Important: In the event that you are utilizing a split-brain DNS infrastructure, then you must utilize the same authentication value for both your internal and external Outlook Anywhere settings, or switch to use different names for Outlook Anywhere inside and out. Outlook gives priority to the internal settings over the external settings and since the same namespace is used for both, regardless of whether the client is internal or external, it will utilize only the internal authentication settings.
The concept of regional namespaces has existed since OWA debuted in 1997. A regional namespace is a way for clients to connect to the client access endpoint that is closest to the Mailbox servers hosting the data.
Use of a regional namespace does not necessarily mean you are restricted to a bound model, either. This is because depending on your infrastructure and network capabilities, you may choose to have a dedicated namespace for each datacenter pair.

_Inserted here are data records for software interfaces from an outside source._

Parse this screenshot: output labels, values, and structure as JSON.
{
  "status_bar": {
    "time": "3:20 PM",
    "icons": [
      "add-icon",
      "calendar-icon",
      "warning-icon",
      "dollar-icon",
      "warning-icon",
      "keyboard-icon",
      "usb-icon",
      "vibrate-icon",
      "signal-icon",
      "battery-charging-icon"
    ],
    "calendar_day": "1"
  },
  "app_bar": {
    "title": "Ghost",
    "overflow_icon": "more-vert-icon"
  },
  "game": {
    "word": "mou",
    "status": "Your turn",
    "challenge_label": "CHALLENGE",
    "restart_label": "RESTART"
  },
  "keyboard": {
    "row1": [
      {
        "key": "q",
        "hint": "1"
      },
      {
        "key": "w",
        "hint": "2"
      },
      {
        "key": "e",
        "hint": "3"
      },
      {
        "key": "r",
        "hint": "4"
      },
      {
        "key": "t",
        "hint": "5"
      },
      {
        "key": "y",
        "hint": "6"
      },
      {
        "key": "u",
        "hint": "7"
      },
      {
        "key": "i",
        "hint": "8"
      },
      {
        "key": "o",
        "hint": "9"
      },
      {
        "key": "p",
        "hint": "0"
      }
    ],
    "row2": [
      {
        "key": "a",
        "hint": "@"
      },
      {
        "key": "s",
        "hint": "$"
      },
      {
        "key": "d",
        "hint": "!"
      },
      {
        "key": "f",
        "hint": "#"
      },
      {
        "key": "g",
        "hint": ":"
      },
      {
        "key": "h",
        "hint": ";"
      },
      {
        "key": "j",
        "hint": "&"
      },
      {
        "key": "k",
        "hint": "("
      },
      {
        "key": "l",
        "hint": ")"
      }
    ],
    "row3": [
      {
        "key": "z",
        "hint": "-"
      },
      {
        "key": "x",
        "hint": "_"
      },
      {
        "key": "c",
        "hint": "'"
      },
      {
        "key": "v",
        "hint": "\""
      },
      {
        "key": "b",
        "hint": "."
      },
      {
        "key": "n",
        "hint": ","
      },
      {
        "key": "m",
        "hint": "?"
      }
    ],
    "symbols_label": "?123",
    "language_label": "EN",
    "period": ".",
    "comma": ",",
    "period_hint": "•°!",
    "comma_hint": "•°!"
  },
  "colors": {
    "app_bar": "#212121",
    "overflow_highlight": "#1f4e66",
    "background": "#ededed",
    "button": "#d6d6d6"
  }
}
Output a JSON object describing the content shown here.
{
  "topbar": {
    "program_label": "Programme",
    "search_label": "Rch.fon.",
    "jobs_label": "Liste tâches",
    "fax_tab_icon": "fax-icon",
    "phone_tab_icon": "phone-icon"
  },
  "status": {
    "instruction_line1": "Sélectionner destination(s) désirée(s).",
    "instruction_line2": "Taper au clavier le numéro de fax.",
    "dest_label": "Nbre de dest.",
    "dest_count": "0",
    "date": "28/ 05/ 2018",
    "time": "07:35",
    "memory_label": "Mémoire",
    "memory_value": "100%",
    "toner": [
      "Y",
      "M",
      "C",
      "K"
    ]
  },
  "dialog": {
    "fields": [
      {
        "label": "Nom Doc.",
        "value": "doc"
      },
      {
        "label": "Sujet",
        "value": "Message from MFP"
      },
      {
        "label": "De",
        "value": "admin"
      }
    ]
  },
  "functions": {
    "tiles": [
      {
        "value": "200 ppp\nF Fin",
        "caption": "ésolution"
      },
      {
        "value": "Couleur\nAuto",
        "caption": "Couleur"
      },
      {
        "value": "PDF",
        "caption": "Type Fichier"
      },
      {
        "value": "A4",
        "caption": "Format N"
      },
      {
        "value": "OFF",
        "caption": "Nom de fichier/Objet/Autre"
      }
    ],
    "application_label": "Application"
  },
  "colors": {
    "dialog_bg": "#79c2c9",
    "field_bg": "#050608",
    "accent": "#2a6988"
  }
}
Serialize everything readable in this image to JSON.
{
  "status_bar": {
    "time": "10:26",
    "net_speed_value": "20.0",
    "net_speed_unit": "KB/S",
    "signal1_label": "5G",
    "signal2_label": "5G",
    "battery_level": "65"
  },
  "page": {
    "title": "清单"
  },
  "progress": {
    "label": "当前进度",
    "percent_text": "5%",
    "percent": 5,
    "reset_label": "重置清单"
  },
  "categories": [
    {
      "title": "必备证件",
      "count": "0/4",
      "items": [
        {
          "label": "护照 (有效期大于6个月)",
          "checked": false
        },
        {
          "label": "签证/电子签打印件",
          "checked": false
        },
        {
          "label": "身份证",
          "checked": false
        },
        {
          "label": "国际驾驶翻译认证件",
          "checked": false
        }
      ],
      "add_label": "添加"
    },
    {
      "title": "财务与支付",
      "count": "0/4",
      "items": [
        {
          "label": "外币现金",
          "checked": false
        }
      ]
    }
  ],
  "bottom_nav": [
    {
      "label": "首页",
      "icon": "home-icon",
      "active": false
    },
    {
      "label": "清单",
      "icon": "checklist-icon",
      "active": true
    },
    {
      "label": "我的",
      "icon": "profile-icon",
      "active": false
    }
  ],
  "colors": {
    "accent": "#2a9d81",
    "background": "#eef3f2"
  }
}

For example, your company may have a set of datacenters in North America and in Europe, and due to a desire to reduce cross-region network traffic, you deploy a dedicated namespace for each region (notice that within a region, the unbound model is used):
When planning your namespace architecture, it is important to understand that namespaces and authentication settings must be identical and/or consistent within an Active Directory site. For example, when Autodiscover generates a response to send to the client, it generates a list of internal URLs based on the virtual directory settings of the Mailbox servers located in the Active Directory where the mailbox is located. If you attempt to have multiple namespaces within a single Active Directory site, clients will be randomly directed to different namespaces. Likewise, setting different authentication settings within an Active Directory site will lead to different behaviors for the clients. In other words, you can only define different namespace and authentication settings between Active Directory sites, not within Active Directory sites.
Exchange 2016 introduces significant flexibility in your namespace architecture, enabling deployment of a single unified namespace for a site resilient datacenter pair (or worldwide), or deployment of multiple namespaces. As we delve into the intricacies surrounding load balancing principles and client connectivity, you will understand (hopefully) how to choose the best namespace model.
Ross Smith IV
Principal Program Manager
Office 365 Customer Experience
You must be a registered user to add a comment. If you've already registered, sign in. Otherwise, register and sign in.